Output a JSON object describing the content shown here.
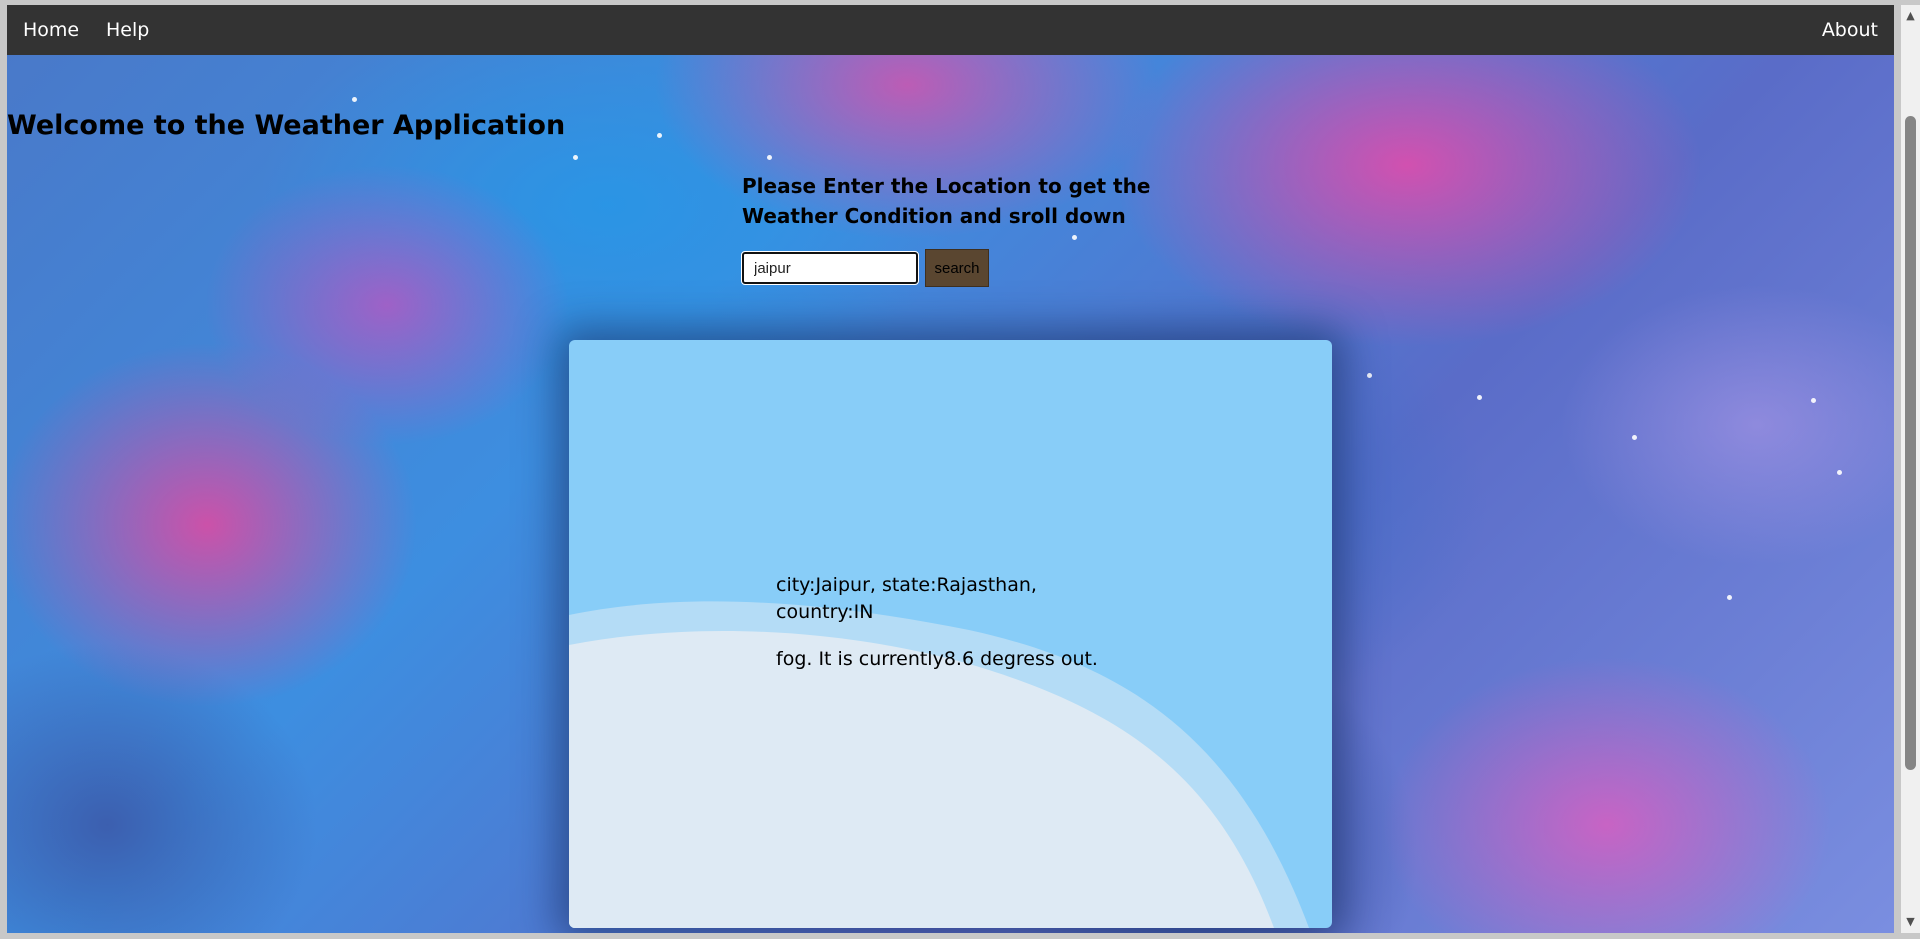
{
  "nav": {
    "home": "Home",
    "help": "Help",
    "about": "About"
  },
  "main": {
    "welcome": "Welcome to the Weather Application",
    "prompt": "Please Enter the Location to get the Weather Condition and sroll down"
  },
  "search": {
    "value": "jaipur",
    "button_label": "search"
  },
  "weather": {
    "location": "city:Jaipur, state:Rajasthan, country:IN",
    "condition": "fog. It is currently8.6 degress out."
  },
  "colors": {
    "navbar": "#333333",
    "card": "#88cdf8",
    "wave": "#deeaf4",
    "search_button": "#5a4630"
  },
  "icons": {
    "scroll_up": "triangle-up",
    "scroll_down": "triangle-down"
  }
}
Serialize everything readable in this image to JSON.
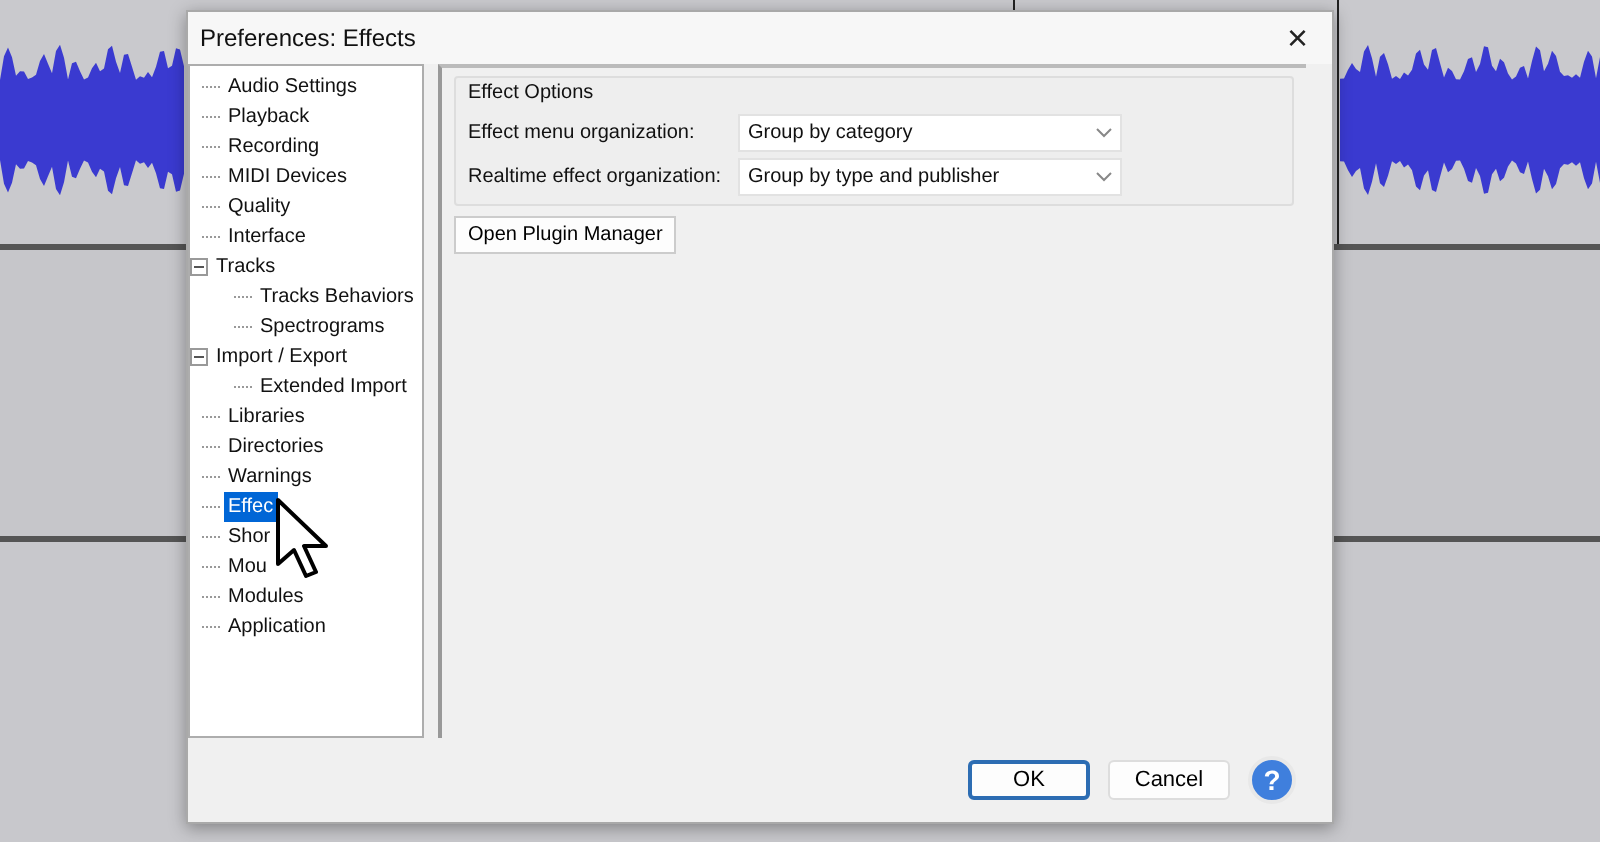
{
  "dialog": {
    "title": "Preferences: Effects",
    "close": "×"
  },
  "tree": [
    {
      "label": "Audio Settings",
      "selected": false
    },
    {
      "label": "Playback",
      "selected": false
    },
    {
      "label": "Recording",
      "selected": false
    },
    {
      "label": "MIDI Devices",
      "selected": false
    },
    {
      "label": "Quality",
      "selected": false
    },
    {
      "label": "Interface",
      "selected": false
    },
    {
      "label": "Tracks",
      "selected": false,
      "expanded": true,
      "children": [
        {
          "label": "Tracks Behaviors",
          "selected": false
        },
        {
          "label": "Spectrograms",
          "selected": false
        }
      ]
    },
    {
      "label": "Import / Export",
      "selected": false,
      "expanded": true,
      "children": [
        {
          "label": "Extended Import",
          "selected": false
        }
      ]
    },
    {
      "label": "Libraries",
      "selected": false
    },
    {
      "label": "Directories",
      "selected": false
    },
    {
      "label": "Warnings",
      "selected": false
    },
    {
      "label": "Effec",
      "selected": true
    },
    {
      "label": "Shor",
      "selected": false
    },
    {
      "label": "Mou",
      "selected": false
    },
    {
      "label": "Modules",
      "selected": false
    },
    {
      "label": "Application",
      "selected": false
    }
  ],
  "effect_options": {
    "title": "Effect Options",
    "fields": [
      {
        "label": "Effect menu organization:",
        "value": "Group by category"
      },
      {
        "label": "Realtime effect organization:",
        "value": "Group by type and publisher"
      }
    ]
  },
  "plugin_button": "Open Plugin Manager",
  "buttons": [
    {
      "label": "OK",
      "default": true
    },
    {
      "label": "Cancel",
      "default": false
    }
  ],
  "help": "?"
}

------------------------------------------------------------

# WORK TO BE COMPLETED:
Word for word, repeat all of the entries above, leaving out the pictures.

# SOLUTION TO THIS PROBLEM:
Output a JSON object describing the content shown here.
{
  "nav": {
    "home": "Home",
    "help": "Help",
    "about": "About"
  },
  "main": {
    "welcome": "Welcome to the Weather Application",
    "prompt": "Please Enter the Location to get the Weather Condition and sroll down"
  },
  "search": {
    "value": "jaipur",
    "button_label": "search"
  },
  "weather": {
    "location": "city:Jaipur, state:Rajasthan, country:IN",
    "condition": "fog. It is currently8.6 degress out."
  },
  "colors": {
    "navbar": "#333333",
    "card": "#88cdf8",
    "wave": "#deeaf4",
    "search_button": "#5a4630"
  },
  "icons": {
    "scroll_up": "triangle-up",
    "scroll_down": "triangle-down"
  }
}
Serialize everything readable in this image to JSON.
{
  "dialog": {
    "title": "Preferences: Effects",
    "close": "×"
  },
  "tree": [
    {
      "label": "Audio Settings",
      "selected": false
    },
    {
      "label": "Playback",
      "selected": false
    },
    {
      "label": "Recording",
      "selected": false
    },
    {
      "label": "MIDI Devices",
      "selected": false
    },
    {
      "label": "Quality",
      "selected": false
    },
    {
      "label": "Interface",
      "selected": false
    },
    {
      "label": "Tracks",
      "selected": false,
      "expanded": true,
      "children": [
        {
          "label": "Tracks Behaviors",
          "selected": false
        },
        {
          "label": "Spectrograms",
          "selected": false
        }
      ]
    },
    {
      "label": "Import / Export",
      "selected": false,
      "expanded": true,
      "children": [
        {
          "label": "Extended Import",
          "selected": false
        }
      ]
    },
    {
      "label": "Libraries",
      "selected": false
    },
    {
      "label": "Directories",
      "selected": false
    },
    {
      "label": "Warnings",
      "selected": false
    },
    {
      "label": "Effec",
      "selected": true
    },
    {
      "label": "Shor",
      "selected": false
    },
    {
      "label": "Mou",
      "selected": false
    },
    {
      "label": "Modules",
      "selected": false
    },
    {
      "label": "Application",
      "selected": false
    }
  ],
  "effect_options": {
    "title": "Effect Options",
    "fields": [
      {
        "label": "Effect menu organization:",
        "value": "Group by category"
      },
      {
        "label": "Realtime effect organization:",
        "value": "Group by type and publisher"
      }
    ]
  },
  "plugin_button": "Open Plugin Manager",
  "buttons": [
    {
      "label": "OK",
      "default": true
    },
    {
      "label": "Cancel",
      "default": false
    }
  ],
  "help": "?"
}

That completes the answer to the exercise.